The ruling was thrilling for the plaintiffs, eight couples who sued in 2004 after they tried to get wedding licenses.
“I can't believe it. We're thrilled; we're absolutely overjoyed. We're finally going to be able, after 33 years, to get married,” said plaintiff Janet Peck of Colchester.
Peck said that when the decision was announced, she and her partner, Carole Conklin, started crying and hugging while juggling excited phone calls from her brother and other relatives and friends.
“We've always dreamed of being married,” she said.
A year after the suit was filed, Connecticut's General Assembly approved a civil union law that gave same-sex couples the same rights as married couples. At the time, no other state had granted so many rights to gay couples without being ordered to do so by a court, but the plaintiffs declined to drop their lawsuit and said they wanted full marriage rights.
In the majority opinion, Supreme Court Justice Richard Palmer wrote that denying marriage to same-sex couples would create separate standards.

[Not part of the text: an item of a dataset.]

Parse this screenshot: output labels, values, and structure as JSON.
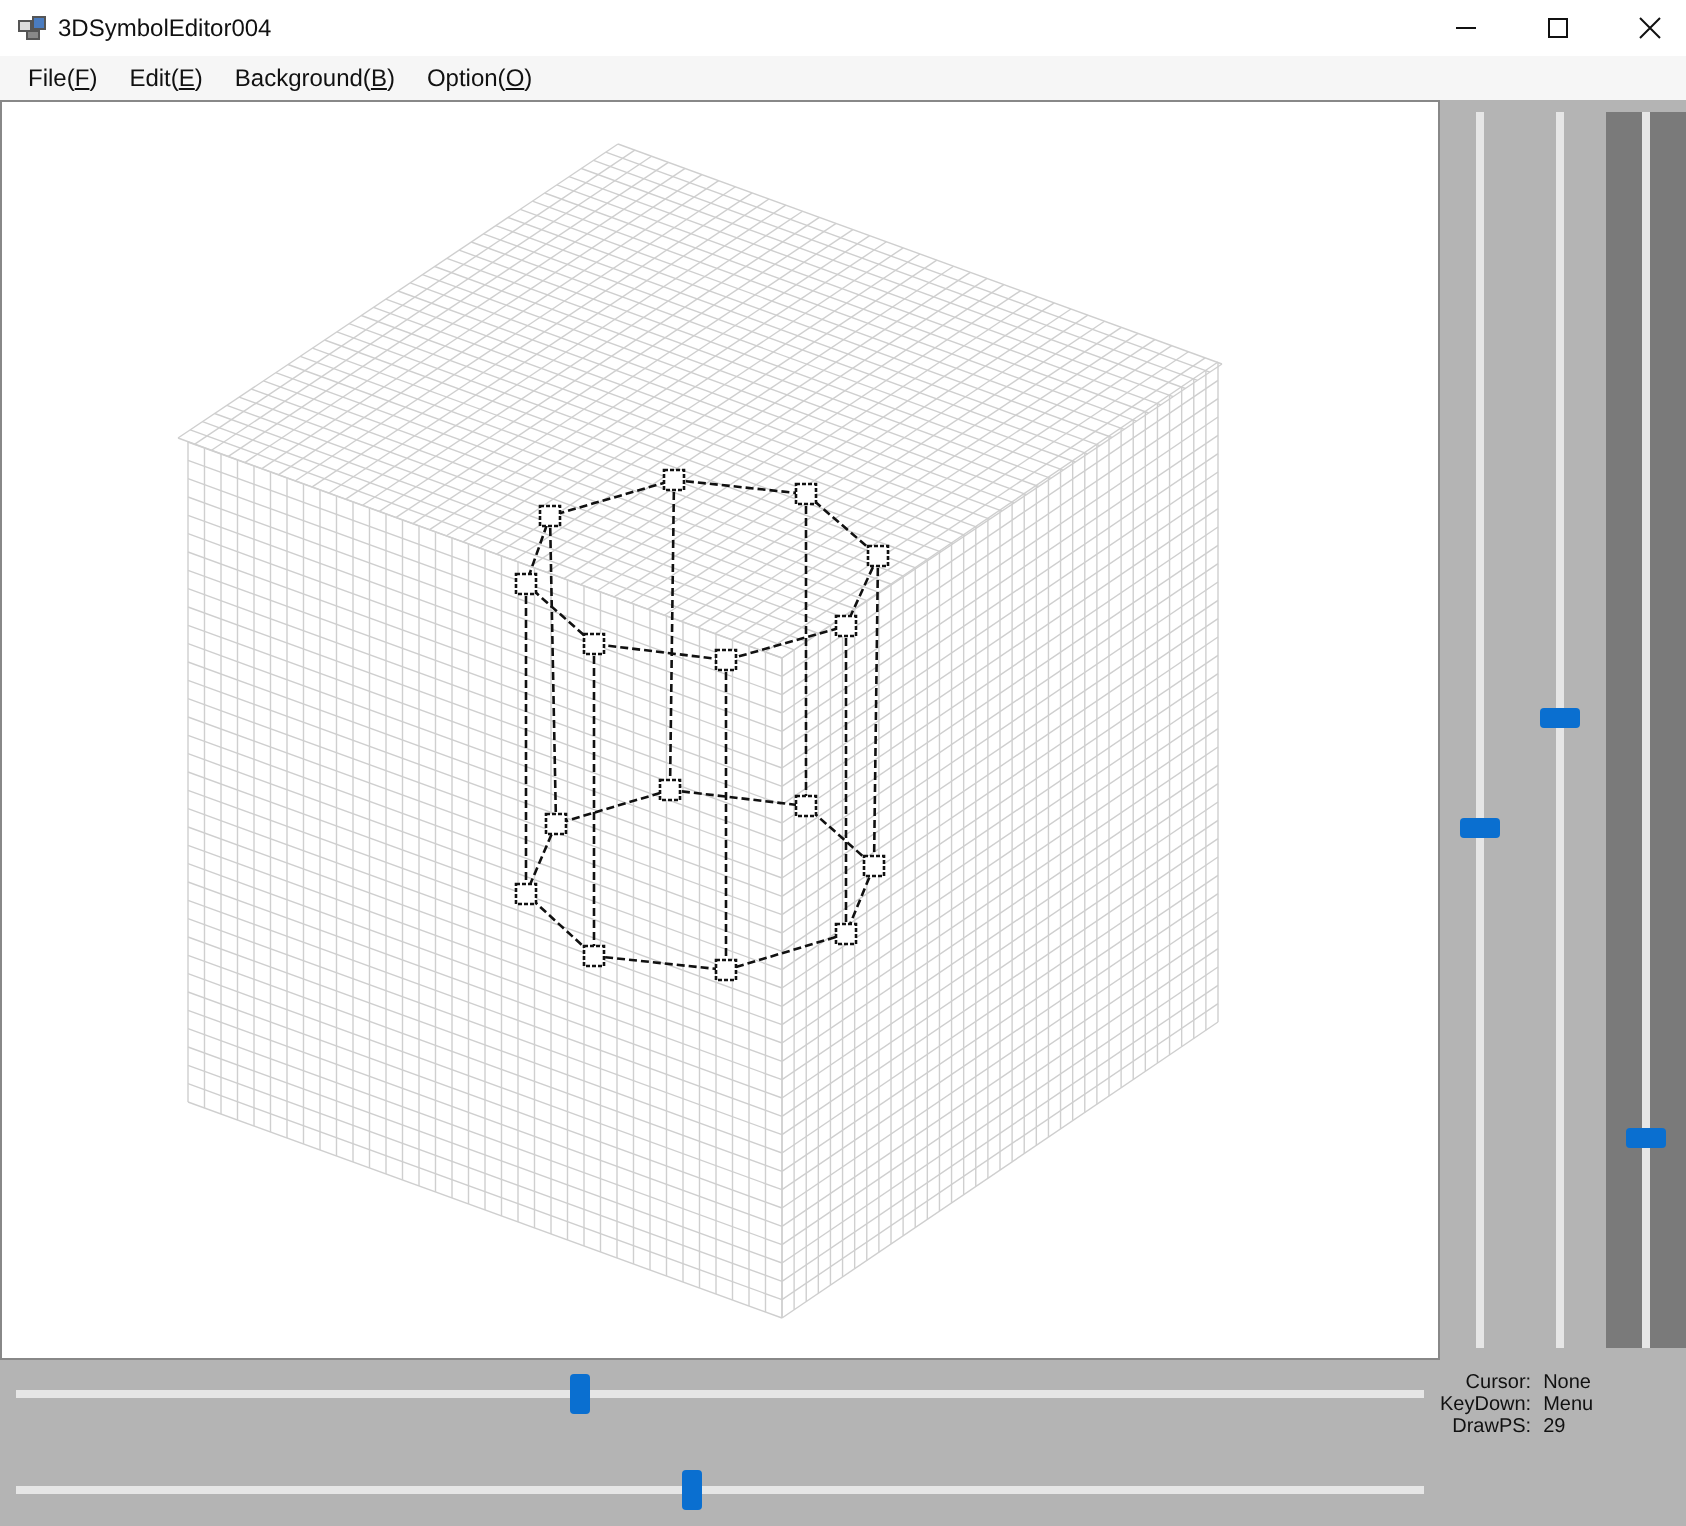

“Interpreting our state constitutional provisions in accordance with firmly established equal protection principles leads inevitably to the conclusion that gay persons are entitled to marry the otherwise qualified same sex partner of their choice,” Palmer wrote.
Three justices issued separate dissenting opinions.
The ruling cannot be appealed to federal courts because it deals with state constitutional issues, Attorney General Richard Blumenthal said. The ruling becomes effective Oct. 28.